Foreign direct investment may be down as a result of the financial crisis, but a longplanned project that will provide nearly 2,000 new jobs in Costa Rica’sCentral Valleyby 2011 has come to pass.
Boston Scientific, a top-tier producer of medical devices, opened its second production facility in Costa Rica Tuesday. It is a massive new investment that will provide new jobs to workers across the economic and educational spectrum during the next two years.
With its second facility – located in the Propark free-trade zone in Coyol, near Alajuela –the company has almost doubled its original 2004 investment in Costa Rica.
The nearly $30 million Leadership in Energy and Environmental Design (LEED)-certified building – the first manufacturing building to be certified a “green building” inLatin America– is an airy and well-lighted, sprawling facility of 129,000 square meters.
The company, which already employs 1,700 workers in its Costa Rican operations, expects to double the number of employees during the next two years, said Jorge Perera, the company’s vice president of operations in Costa Rica.

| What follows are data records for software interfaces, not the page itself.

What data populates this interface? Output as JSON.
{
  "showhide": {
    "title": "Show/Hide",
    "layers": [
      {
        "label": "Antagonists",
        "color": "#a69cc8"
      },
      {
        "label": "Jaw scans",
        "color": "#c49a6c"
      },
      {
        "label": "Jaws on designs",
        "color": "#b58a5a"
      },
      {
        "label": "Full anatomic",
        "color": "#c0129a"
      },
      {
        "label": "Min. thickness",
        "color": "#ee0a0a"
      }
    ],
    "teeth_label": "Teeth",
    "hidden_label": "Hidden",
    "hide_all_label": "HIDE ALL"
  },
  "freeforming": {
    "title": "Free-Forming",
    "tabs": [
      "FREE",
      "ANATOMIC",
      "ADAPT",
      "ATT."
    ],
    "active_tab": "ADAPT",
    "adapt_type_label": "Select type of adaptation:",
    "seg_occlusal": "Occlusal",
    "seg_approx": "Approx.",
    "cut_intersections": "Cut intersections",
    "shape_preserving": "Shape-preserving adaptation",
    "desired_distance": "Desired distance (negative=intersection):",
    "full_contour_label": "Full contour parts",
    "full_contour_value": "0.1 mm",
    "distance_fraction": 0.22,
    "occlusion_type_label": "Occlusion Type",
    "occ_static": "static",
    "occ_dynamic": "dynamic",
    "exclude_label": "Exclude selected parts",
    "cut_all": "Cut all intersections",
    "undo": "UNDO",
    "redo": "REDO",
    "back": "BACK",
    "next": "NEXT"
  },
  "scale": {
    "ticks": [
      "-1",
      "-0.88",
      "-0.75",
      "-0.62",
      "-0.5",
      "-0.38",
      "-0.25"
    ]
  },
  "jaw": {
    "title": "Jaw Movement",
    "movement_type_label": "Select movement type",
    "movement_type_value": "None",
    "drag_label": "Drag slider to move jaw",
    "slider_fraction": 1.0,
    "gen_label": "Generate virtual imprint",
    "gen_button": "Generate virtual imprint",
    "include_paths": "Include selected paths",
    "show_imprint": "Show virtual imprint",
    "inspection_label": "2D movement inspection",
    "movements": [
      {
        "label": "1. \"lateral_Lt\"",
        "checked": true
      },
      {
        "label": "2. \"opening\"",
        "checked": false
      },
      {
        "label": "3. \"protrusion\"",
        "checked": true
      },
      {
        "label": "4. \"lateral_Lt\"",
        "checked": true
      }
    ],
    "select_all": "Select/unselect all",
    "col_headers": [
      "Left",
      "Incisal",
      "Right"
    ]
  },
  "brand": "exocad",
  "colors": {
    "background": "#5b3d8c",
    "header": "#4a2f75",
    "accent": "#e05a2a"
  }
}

The new jobs will range across the educational spectrum, from highly specialized engineering positions to trained, technical personnel who will piece together the intricate devices for which the company is known worldwide. Some 60 percent of the new employees will be technical workers who are not required to have university degrees.
The other 40 percent will be positions that require higher education, Perera said.
“To be a manufacturing corporation, you need specialized, manual workers,” Perera said. “But it’s not just anyone. They need to have a lot of preparation, so we invest a lot in personnel training.”
At the elaborate opening ceremony, President Oscar Arias spoke of the innovative reputation of not only the company, but of the city of Boston, where he attendedBostonUniversity.
“(Boston) is a city where it’s not important the hat on top of your head, but the ideas inside it,” Arias said.
After years of investment in the educational system Costa Rica is also a place where learning is a top priority, said Arias, where “the question is: how much do you know?” Arias’ remarks were echoed by Boston Scientific’s vice president for operations based outside of the United States, Gary Hicks.
“We picked Costa Rica to build this plant because this country offers a skilled, welleducated population,” he said. “And that is very important for us. We view it as much as an investment in people, as in facilities.”
The remarks came as the Legislative Assembly prepared to discuss the proposed changes to the free trade zone law (TT, June 5). As a manufacturer that exports almost all it produces, Boston Scientific currently benefits from generous tax incentives, a situation which has drawn criticism from some for favoring international companies over local ones. Under the proposed law, Boston Scientific could qualify for tax-free status because of the size of its investment. However, how the new rules will play out in individual cases is still hazy, and depends on whether the new law recognizes investments made before it comes into force. But the company would certainly reap the benefits of more advantageous tax credits for employee training under the proposed law.
After the official ribbon-cutting ceremony, Arias and the media toured the new production lines and facility – but not before they were issued sterile hairnets and laboratory suits.
The new space, which had been filled only recently with production lines, sports white ceilings, walls and floors that echo the available space and exudes a feeling of medical cleanliness.
Workers diligently put together medical devices with the help of high-definition, ultra-zoom monitors – though most did the intricate maneuvering of almost nonexistent screws with no visual aids.
Boston Scientific – based in Natick, Massachusetts, in the U.S. – built its first plant in Costa Rica in theGlobalParkfree-trade zone near Heredia in 2004.
The Costa Rican facilities are the company’s largest producers of specialized equipment for treating diseases of the gastrointestinal tract, which runs from the mouth to the anus. The instruments range from catheters to mechanized forceps and snares used to take tissue samples or to remove abnormal tissue growths.
The company has nearly 29,000 employees worldwide, with 15,000 different products made in 26 plants worldwide. The company is the largest manufacturer of noninvasive medical equipment, which it supplies to almost every country in the world, said Hicks.